He, too, cited the possible educational value of the program for non-veterans, and noted that “family members [of veterans] also may hear things they’re not aware of.”

Vietnam veteran Ray Saikus will be honored during the program for his efforts to get this day of commemoration established.

For years Saikus had lobbied Congress and state officials to have March 29 designated as a day to salute Vietnam vets.

“It was a battle,” Saikus said, and credited his commitment to lessons he learned in the military with its “fine-tuned discipline for staying on the mission, no matter what.”

He also noted that he was influenced by the death of his best friend in high school, a Marine who was killed in Vietnam.

His March 29 campaign was dedicated “in memory of him and his family, and all the ones who died since and their families,” Saikus said. “There was a void, of not being appreciated for the sacrifice of both a loved one and their family.”

His campaign material included the request that March 29 serve as a reminder and a promise that, “Never again will a generation of citizens and veterans abandon those who served or are serving their country nor their respective families.”

So there is a sense of satisfaction that “I got to deliver something to them, and future generations, so this will not be forgotten,” he added.

A National Vietnam War Veterans Day is also an occasion when vets can gather in a camaraderie of purpose and resolve, and “shed that sense of abandonment,” Saikus said.

As he noted, “it’s never too late to heal, and this [commemoration] is the perfect opportunity to initiate that healing process.”

Published at cleveland .com. Reprinted here for educational purposes only.
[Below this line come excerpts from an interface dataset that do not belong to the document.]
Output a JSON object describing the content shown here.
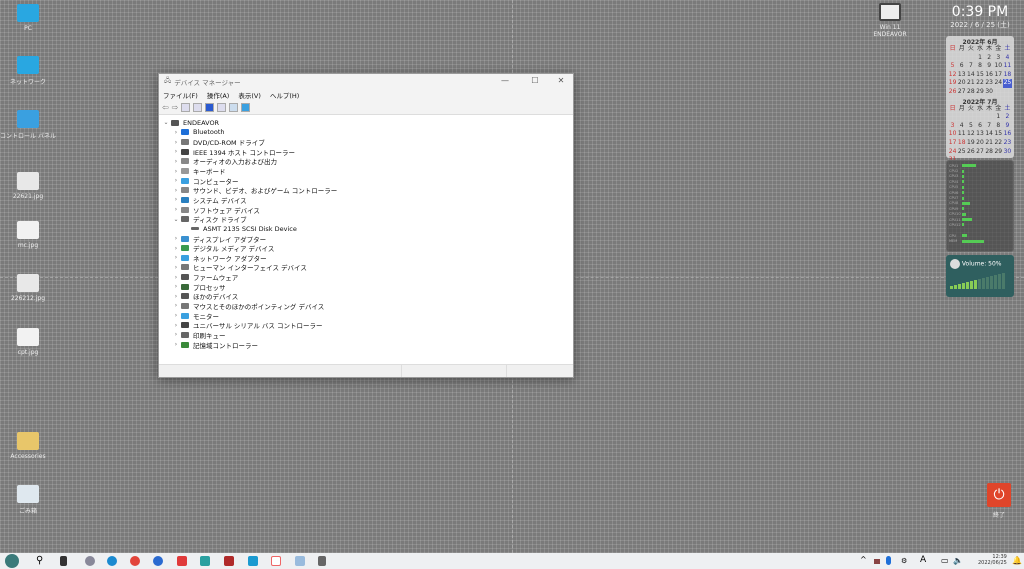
{
  "desktop": {
    "icons_left": [
      {
        "label": "PC",
        "color": "#29a7e1"
      },
      {
        "label": "ネットワーク",
        "color": "#29a7e1"
      },
      {
        "label": "コントロール パネル",
        "color": "#3aa0e0"
      },
      {
        "label": "22621.jpg",
        "color": "#e8e8e8"
      },
      {
        "label": "mc.jpg",
        "color": "#f2f2f2"
      },
      {
        "label": "226212.jpg",
        "color": "#e8e8e8"
      },
      {
        "label": "cpt.jpg",
        "color": "#f2f2f2"
      },
      {
        "label": "Accessories",
        "color": "#e8c66a"
      },
      {
        "label": "ごみ箱",
        "color": "#dfe8ef"
      }
    ],
    "icon_right": {
      "label": "Win 11 ENDEAVOR"
    },
    "power_icon": {
      "label": "終了",
      "color": "#e0452a"
    }
  },
  "window": {
    "title": "デバイス マネージャー",
    "minimize": "—",
    "maximize": "☐",
    "close": "✕",
    "menu": [
      "ファイル(F)",
      "操作(A)",
      "表示(V)",
      "ヘルプ(H)"
    ],
    "tree": {
      "root": "ENDEAVOR",
      "items": [
        {
          "label": "Bluetooth",
          "expanded": false,
          "color": "#1e6fd8"
        },
        {
          "label": "DVD/CD-ROM ドライブ",
          "expanded": false,
          "color": "#777"
        },
        {
          "label": "IEEE 1394 ホスト コントローラー",
          "expanded": false,
          "color": "#444"
        },
        {
          "label": "オーディオの入力および出力",
          "expanded": false,
          "color": "#888"
        },
        {
          "label": "キーボード",
          "expanded": false,
          "color": "#999"
        },
        {
          "label": "コンピューター",
          "expanded": false,
          "color": "#3aa0e0"
        },
        {
          "label": "サウンド、ビデオ、およびゲーム コントローラー",
          "expanded": false,
          "color": "#888"
        },
        {
          "label": "システム デバイス",
          "expanded": false,
          "color": "#2a80c0"
        },
        {
          "label": "ソフトウェア デバイス",
          "expanded": false,
          "color": "#888"
        },
        {
          "label": "ディスク ドライブ",
          "expanded": true,
          "color": "#666",
          "children": [
            "ASMT 2135 SCSI Disk Device"
          ]
        },
        {
          "label": "ディスプレイ アダプター",
          "expanded": false,
          "color": "#3a90d0"
        },
        {
          "label": "デジタル メディア デバイス",
          "expanded": false,
          "color": "#3a9a50"
        },
        {
          "label": "ネットワーク アダプター",
          "expanded": false,
          "color": "#3aa0e0"
        },
        {
          "label": "ヒューマン インターフェイス デバイス",
          "expanded": false,
          "color": "#777"
        },
        {
          "label": "ファームウェア",
          "expanded": false,
          "color": "#555"
        },
        {
          "label": "プロセッサ",
          "expanded": false,
          "color": "#3a6a3a"
        },
        {
          "label": "ほかのデバイス",
          "expanded": false,
          "color": "#555"
        },
        {
          "label": "マウスとそのほかのポインティング デバイス",
          "expanded": false,
          "color": "#777"
        },
        {
          "label": "モニター",
          "expanded": false,
          "color": "#3aa0e0"
        },
        {
          "label": "ユニバーサル シリアル バス コントローラー",
          "expanded": false,
          "color": "#444"
        },
        {
          "label": "印刷キュー",
          "expanded": false,
          "color": "#666"
        },
        {
          "label": "記憶域コントローラー",
          "expanded": false,
          "color": "#3a8a3a"
        }
      ]
    }
  },
  "clock": {
    "time": "0:39 PM",
    "date": "2022 / 6 / 25 (土)"
  },
  "calendar": {
    "weekdays": [
      "日",
      "月",
      "火",
      "水",
      "木",
      "金",
      "土"
    ],
    "today": 25,
    "months": [
      {
        "title": "2022年 6月",
        "offset": 3,
        "days": 30,
        "holidays": []
      },
      {
        "title": "2022年 7月",
        "offset": 5,
        "days": 31,
        "holidays": [
          18
        ]
      }
    ]
  },
  "cpu_meter": {
    "labels": [
      "CPU1",
      "CPU2",
      "CPU3",
      "CPU4",
      "CPU5",
      "CPU6",
      "CPU7",
      "CPU8",
      "CPU9",
      "CPU10",
      "CPU11",
      "CPU12",
      "",
      "CPU",
      "MEM"
    ],
    "levels": [
      35,
      5,
      5,
      5,
      5,
      5,
      5,
      20,
      5,
      10,
      25,
      5,
      0,
      12,
      55
    ]
  },
  "volume": {
    "label": "Volume: 50%",
    "level": 50
  },
  "taskbar": {
    "time": "12:39",
    "date": "2022/06/25"
  }
}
May not be reproduced on other websites without permission from The Plain Dealer.


Vietnam Veterans Day commemorates the sacrifices of Vietnam veterans and their families and is part of a national effort to recognize the men and women who were denied a proper welcome upon returning home more than 40 years ago.

The Vietnam War Veterans Recognition Act, signed into law by President Donald Trump in 2017, designates March 29 of each year as National Vietnam War Veterans Day.
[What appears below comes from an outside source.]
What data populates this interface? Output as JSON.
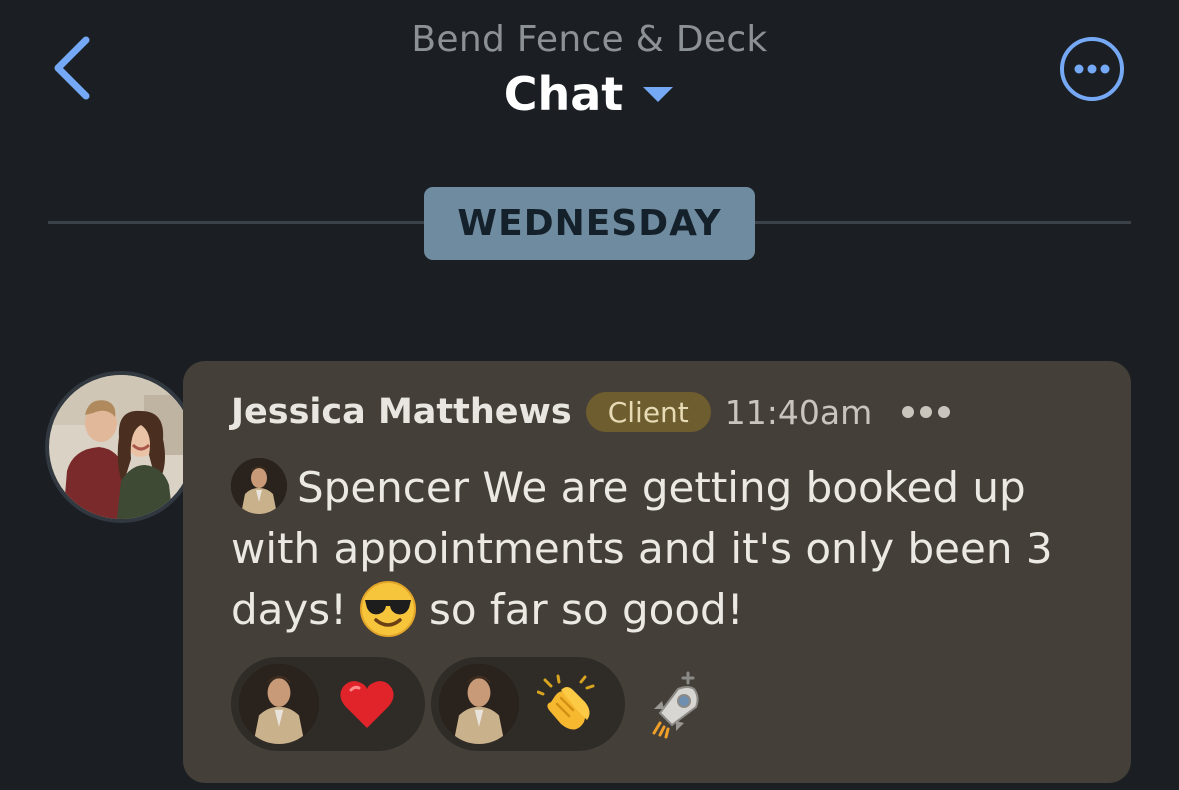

Most states celebrate “Welcome Home Vietnam Veterans Day” on March 29 or 30 of each year. Though there is some debate, March 29 is generally viewed as a more appropriate date. On that day in 1973, the last combat troops were withdrawn from Vietnam and the last prisoners of war held in North Vietnam arrived on American soil. (from ncsl .org: The National Conference of State Legislatures)